What the task asks: The response should be an exact copy of every record.

***** Records shown *****

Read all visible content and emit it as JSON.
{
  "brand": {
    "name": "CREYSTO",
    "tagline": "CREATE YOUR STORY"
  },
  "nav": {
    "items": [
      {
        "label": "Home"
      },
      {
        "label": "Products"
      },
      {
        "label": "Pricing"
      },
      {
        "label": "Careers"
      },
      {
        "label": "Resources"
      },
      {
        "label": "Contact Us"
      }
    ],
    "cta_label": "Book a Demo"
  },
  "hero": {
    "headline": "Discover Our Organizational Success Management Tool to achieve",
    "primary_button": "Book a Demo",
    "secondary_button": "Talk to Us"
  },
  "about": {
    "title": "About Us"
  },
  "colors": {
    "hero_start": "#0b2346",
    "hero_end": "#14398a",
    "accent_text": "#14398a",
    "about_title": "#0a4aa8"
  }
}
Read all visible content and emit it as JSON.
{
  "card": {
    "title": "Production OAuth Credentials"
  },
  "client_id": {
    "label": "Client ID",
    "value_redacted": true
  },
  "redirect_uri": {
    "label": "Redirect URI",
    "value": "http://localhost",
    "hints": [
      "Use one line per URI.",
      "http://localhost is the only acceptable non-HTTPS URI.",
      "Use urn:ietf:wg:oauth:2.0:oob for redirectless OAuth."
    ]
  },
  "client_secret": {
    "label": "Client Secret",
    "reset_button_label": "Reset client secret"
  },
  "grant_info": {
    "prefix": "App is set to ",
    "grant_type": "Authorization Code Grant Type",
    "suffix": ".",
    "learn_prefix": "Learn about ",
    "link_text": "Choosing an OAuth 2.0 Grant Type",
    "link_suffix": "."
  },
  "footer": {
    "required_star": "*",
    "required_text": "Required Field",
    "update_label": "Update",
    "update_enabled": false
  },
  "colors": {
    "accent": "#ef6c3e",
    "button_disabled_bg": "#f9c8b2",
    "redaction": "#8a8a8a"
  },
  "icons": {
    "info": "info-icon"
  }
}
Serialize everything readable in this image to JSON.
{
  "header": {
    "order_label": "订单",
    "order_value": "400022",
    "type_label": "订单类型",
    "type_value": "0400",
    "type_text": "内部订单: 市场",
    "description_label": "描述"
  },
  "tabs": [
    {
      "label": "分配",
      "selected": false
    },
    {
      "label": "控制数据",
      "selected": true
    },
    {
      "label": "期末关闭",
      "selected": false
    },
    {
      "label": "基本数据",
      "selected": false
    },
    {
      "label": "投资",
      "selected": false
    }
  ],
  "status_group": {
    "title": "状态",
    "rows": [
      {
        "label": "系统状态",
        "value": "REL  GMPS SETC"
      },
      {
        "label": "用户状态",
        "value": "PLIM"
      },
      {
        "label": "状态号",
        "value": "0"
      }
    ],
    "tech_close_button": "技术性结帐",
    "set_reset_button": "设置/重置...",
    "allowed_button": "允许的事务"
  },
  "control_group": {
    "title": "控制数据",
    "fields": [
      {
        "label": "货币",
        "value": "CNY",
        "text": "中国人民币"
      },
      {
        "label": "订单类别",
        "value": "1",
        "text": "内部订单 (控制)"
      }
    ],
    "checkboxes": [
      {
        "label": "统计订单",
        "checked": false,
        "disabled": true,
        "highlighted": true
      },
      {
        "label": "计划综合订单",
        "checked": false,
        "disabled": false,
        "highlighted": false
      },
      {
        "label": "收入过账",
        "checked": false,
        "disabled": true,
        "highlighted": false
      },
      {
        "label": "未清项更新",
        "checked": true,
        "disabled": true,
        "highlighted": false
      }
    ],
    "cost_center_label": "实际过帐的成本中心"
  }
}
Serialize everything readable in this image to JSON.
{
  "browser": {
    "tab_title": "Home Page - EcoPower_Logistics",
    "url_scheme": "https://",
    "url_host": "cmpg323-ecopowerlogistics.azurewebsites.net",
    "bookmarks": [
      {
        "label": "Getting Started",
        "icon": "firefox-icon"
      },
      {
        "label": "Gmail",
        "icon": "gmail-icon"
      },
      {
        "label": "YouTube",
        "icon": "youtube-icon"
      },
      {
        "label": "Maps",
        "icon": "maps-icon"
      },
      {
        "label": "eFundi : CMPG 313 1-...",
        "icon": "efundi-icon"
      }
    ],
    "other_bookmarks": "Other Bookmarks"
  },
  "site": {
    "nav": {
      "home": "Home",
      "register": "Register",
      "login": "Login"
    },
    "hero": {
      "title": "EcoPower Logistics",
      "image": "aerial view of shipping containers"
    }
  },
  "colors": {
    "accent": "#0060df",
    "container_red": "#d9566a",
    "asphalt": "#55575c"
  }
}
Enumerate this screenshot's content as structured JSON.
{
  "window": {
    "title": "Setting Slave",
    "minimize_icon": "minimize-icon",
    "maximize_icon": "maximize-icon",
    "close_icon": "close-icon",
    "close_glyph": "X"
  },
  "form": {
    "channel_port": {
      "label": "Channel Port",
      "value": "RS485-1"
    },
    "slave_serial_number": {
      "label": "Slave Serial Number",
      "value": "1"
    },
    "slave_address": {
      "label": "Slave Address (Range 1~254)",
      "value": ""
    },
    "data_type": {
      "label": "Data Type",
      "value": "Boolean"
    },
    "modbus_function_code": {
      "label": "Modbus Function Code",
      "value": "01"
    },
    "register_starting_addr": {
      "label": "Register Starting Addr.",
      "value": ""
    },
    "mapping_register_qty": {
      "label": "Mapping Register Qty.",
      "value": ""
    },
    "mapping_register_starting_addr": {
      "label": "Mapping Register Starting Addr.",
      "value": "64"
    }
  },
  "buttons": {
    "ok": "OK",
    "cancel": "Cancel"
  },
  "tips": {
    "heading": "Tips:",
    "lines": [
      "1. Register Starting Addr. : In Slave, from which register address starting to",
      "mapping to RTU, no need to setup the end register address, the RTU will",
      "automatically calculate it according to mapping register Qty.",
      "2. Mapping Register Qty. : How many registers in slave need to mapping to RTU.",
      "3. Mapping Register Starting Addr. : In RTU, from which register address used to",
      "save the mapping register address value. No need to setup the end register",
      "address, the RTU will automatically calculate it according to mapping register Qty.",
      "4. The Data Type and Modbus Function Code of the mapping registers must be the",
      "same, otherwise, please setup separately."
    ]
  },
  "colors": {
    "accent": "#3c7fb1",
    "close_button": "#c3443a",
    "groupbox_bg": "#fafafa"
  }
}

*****

Your solution:
Read all visible content and emit it as JSON.
{
  "brand": {
    "name": "CREYSTO",
    "tagline": "CREATE YOUR STORY"
  },
  "nav": {
    "items": [
      {
        "label": "Home"
      },
      {
        "label": "Products"
      },
      {
        "label": "Pricing"
      },
      {
        "label": "Careers"
      },
      {
        "label": "Resources"
      },
      {
        "label": "Contact Us"
      }
    ],
    "cta_label": "Book a Demo"
  },
  "hero": {
    "headline": "Discover Our Organizational Success Management Tool to achieve",
    "primary_button": "Book a Demo",
    "secondary_button": "Talk to Us"
  },
  "about": {
    "title": "About Us"
  },
  "colors": {
    "hero_start": "#0b2346",
    "hero_end": "#14398a",
    "accent_text": "#14398a",
    "about_title": "#0a4aa8"
  }
}
Read all visible content and emit it as JSON.
{
  "card": {
    "title": "Production OAuth Credentials"
  },
  "client_id": {
    "label": "Client ID",
    "value_redacted": true
  },
  "redirect_uri": {
    "label": "Redirect URI",
    "value": "http://localhost",
    "hints": [
      "Use one line per URI.",
      "http://localhost is the only acceptable non-HTTPS URI.",
      "Use urn:ietf:wg:oauth:2.0:oob for redirectless OAuth."
    ]
  },
  "client_secret": {
    "label": "Client Secret",
    "reset_button_label": "Reset client secret"
  },
  "grant_info": {
    "prefix": "App is set to ",
    "grant_type": "Authorization Code Grant Type",
    "suffix": ".",
    "learn_prefix": "Learn about ",
    "link_text": "Choosing an OAuth 2.0 Grant Type",
    "link_suffix": "."
  },
  "footer": {
    "required_star": "*",
    "required_text": "Required Field",
    "update_label": "Update",
    "update_enabled": false
  },
  "colors": {
    "accent": "#ef6c3e",
    "button_disabled_bg": "#f9c8b2",
    "redaction": "#8a8a8a"
  },
  "icons": {
    "info": "info-icon"
  }
}
Serialize everything readable in this image to JSON.
{
  "header": {
    "order_label": "订单",
    "order_value": "400022",
    "type_label": "订单类型",
    "type_value": "0400",
    "type_text": "内部订单: 市场",
    "description_label": "描述"
  },
  "tabs": [
    {
      "label": "分配",
      "selected": false
    },
    {
      "label": "控制数据",
      "selected": true
    },
    {
      "label": "期末关闭",
      "selected": false
    },
    {
      "label": "基本数据",
      "selected": false
    },
    {
      "label": "投资",
      "selected": false
    }
  ],
  "status_group": {
    "title": "状态",
    "rows": [
      {
        "label": "系统状态",
        "value": "REL  GMPS SETC"
      },
      {
        "label": "用户状态",
        "value": "PLIM"
      },
      {
        "label": "状态号",
        "value": "0"
      }
    ],
    "tech_close_button": "技术性结帐",
    "set_reset_button": "设置/重置...",
    "allowed_button": "允许的事务"
  },
  "control_group": {
    "title": "控制数据",
    "fields": [
      {
        "label": "货币",
        "value": "CNY",
        "text": "中国人民币"
      },
      {
        "label": "订单类别",
        "value": "1",
        "text": "内部订单 (控制)"
      }
    ],
    "checkboxes": [
      {
        "label": "统计订单",
        "checked": false,
        "disabled": true,
        "highlighted": true
      },
      {
        "label": "计划综合订单",
        "checked": false,
        "disabled": false,
        "highlighted": false
      },
      {
        "label": "收入过账",
        "checked": false,
        "disabled": true,
        "highlighted": false
      },
      {
        "label": "未清项更新",
        "checked": true,
        "disabled": true,
        "highlighted": false
      }
    ],
    "cost_center_label": "实际过帐的成本中心"
  }
}
Serialize everything readable in this image to JSON.
{
  "browser": {
    "tab_title": "Home Page - EcoPower_Logistics",
    "url_scheme": "https://",
    "url_host": "cmpg323-ecopowerlogistics.azurewebsites.net",
    "bookmarks": [
      {
        "label": "Getting Started",
        "icon": "firefox-icon"
      },
      {
        "label": "Gmail",
        "icon": "gmail-icon"
      },
      {
        "label": "YouTube",
        "icon": "youtube-icon"
      },
      {
        "label": "Maps",
        "icon": "maps-icon"
      },
      {
        "label": "eFundi : CMPG 313 1-...",
        "icon": "efundi-icon"
      }
    ],
    "other_bookmarks": "Other Bookmarks"
  },
  "site": {
    "nav": {
      "home": "Home",
      "register": "Register",
      "login": "Login"
    },
    "hero": {
      "title": "EcoPower Logistics",
      "image": "aerial view of shipping containers"
    }
  },
  "colors": {
    "accent": "#0060df",
    "container_red": "#d9566a",
    "asphalt": "#55575c"
  }
}
Enumerate this screenshot's content as structured JSON.
{
  "window": {
    "title": "Setting Slave",
    "minimize_icon": "minimize-icon",
    "maximize_icon": "maximize-icon",
    "close_icon": "close-icon",
    "close_glyph": "X"
  },
  "form": {
    "channel_port": {
      "label": "Channel Port",
      "value": "RS485-1"
    },
    "slave_serial_number": {
      "label": "Slave Serial Number",
      "value": "1"
    },
    "slave_address": {
      "label": "Slave Address (Range 1~254)",
      "value": ""
    },
    "data_type": {
      "label": "Data Type",
      "value": "Boolean"
    },
    "modbus_function_code": {
      "label": "Modbus Function Code",
      "value": "01"
    },
    "register_starting_addr": {
      "label": "Register Starting Addr.",
      "value": ""
    },
    "mapping_register_qty": {
      "label": "Mapping Register Qty.",
      "value": ""
    },
    "mapping_register_starting_addr": {
      "label": "Mapping Register Starting Addr.",
      "value": "64"
    }
  },
  "buttons": {
    "ok": "OK",
    "cancel": "Cancel"
  },
  "tips": {
    "heading": "Tips:",
    "lines": [
      "1. Register Starting Addr. : In Slave, from which register address starting to",
      "mapping to RTU, no need to setup the end register address, the RTU will",
      "automatically calculate it according to mapping register Qty.",
      "2. Mapping Register Qty. : How many registers in slave need to mapping to RTU.",
      "3. Mapping Register Starting Addr. : In RTU, from which register address used to",
      "save the mapping register address value. No need to setup the end register",
      "address, the RTU will automatically calculate it according to mapping register Qty.",
      "4. The Data Type and Modbus Function Code of the mapping registers must be the",
      "same, otherwise, please setup separately."
    ]
  },
  "colors": {
    "accent": "#3c7fb1",
    "close_button": "#c3443a",
    "groupbox_bg": "#fafafa"
  }
}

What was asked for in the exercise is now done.